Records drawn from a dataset
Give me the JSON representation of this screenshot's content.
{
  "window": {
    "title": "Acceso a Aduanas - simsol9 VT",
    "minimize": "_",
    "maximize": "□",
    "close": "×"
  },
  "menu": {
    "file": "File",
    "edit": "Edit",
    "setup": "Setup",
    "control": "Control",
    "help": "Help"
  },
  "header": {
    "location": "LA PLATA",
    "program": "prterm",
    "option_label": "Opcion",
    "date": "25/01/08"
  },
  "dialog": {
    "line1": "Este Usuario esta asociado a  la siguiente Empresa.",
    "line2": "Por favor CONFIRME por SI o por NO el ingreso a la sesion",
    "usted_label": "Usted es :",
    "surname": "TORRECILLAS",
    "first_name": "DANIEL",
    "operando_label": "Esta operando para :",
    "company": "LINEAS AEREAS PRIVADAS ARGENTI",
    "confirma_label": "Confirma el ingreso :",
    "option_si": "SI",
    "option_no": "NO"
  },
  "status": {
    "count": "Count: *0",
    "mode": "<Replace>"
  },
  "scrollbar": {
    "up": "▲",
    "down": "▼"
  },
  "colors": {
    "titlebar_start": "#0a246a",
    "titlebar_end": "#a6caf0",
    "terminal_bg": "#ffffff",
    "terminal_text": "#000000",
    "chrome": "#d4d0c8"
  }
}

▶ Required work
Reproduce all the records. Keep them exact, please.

▶ Result
Give me the JSON representation of this screenshot's content.
{
  "window": {
    "title": "Acceso a Aduanas - simsol9 VT",
    "minimize": "_",
    "maximize": "□",
    "close": "×"
  },
  "menu": {
    "file": "File",
    "edit": "Edit",
    "setup": "Setup",
    "control": "Control",
    "help": "Help"
  },
  "header": {
    "location": "LA PLATA",
    "program": "prterm",
    "option_label": "Opcion",
    "date": "25/01/08"
  },
  "dialog": {
    "line1": "Este Usuario esta asociado a  la siguiente Empresa.",
    "line2": "Por favor CONFIRME por SI o por NO el ingreso a la sesion",
    "usted_label": "Usted es :",
    "surname": "TORRECILLAS",
    "first_name": "DANIEL",
    "operando_label": "Esta operando para :",
    "company": "LINEAS AEREAS PRIVADAS ARGENTI",
    "confirma_label": "Confirma el ingreso :",
    "option_si": "SI",
    "option_no": "NO"
  },
  "status": {
    "count": "Count: *0",
    "mode": "<Replace>"
  },
  "scrollbar": {
    "up": "▲",
    "down": "▼"
  },
  "colors": {
    "titlebar_start": "#0a246a",
    "titlebar_end": "#a6caf0",
    "terminal_bg": "#ffffff",
    "terminal_text": "#000000",
    "chrome": "#d4d0c8"
  }
}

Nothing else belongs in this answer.